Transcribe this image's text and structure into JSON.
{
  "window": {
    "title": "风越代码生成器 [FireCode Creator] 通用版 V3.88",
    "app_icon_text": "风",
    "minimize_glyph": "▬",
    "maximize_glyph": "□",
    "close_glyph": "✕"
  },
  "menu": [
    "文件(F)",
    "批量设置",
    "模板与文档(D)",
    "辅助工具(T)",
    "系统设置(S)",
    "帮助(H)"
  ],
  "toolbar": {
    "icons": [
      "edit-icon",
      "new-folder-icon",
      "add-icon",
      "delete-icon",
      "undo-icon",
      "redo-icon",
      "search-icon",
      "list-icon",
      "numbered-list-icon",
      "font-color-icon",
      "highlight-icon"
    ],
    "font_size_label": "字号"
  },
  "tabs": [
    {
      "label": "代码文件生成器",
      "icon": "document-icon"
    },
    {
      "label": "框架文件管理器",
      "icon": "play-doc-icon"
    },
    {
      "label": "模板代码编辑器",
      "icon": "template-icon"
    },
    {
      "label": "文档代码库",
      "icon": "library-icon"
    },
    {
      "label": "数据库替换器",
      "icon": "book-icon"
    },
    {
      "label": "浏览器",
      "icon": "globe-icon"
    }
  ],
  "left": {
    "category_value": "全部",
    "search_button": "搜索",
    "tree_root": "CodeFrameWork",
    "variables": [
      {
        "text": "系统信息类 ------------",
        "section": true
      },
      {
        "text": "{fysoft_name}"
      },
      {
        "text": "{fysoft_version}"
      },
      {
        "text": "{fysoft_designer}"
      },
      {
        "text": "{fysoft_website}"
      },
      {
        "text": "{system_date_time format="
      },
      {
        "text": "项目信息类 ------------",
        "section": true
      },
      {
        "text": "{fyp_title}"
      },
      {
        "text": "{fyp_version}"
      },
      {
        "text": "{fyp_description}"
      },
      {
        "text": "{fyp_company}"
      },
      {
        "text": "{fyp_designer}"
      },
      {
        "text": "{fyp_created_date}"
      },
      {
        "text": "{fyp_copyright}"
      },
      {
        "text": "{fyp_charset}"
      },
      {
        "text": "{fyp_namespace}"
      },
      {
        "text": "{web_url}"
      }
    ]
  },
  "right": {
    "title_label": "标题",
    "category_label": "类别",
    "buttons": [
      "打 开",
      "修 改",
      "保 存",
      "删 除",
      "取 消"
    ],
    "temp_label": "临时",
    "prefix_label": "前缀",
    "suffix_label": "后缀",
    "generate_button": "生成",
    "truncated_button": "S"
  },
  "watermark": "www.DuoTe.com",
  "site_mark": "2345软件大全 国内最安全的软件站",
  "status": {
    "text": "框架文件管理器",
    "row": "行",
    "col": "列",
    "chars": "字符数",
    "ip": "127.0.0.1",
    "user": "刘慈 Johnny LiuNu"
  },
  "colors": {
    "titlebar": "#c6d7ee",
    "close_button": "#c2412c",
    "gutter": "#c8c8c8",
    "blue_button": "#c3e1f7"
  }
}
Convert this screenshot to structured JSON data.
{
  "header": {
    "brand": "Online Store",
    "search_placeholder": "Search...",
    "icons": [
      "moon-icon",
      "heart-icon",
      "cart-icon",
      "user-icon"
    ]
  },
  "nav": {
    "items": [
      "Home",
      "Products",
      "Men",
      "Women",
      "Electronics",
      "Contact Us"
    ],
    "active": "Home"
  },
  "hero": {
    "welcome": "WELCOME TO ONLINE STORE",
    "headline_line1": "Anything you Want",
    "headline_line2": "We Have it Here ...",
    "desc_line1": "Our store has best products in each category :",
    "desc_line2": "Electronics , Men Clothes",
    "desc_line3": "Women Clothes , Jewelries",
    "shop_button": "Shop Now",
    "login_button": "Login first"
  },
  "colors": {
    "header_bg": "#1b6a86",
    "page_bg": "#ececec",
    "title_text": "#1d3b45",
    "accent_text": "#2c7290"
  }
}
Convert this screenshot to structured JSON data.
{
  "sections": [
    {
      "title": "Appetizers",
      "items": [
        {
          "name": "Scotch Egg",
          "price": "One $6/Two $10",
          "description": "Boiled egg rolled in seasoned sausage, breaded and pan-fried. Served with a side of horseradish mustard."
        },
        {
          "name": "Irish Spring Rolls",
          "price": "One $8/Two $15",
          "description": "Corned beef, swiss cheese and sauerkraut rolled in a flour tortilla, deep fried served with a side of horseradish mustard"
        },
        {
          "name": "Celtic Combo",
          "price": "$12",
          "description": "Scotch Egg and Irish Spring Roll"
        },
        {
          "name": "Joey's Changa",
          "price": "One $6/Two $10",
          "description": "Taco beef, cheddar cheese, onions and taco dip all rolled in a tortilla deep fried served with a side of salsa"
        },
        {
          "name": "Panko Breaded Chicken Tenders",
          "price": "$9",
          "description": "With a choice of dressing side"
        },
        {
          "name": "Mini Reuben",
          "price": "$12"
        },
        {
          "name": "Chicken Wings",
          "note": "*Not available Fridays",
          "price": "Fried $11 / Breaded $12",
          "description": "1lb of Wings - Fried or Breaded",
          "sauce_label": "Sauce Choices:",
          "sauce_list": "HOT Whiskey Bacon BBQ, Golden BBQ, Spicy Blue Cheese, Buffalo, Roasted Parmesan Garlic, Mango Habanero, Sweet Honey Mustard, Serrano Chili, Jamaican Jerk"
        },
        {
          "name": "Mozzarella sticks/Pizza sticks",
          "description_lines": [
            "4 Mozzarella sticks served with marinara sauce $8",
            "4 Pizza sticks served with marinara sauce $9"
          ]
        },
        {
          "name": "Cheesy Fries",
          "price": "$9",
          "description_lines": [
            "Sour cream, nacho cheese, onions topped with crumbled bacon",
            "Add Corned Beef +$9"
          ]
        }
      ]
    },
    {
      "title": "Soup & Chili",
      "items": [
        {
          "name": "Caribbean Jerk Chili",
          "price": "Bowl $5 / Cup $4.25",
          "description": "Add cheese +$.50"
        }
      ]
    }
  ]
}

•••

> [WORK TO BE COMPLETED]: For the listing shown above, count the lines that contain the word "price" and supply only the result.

> [RESULT OF THIS EXERCISE]: 9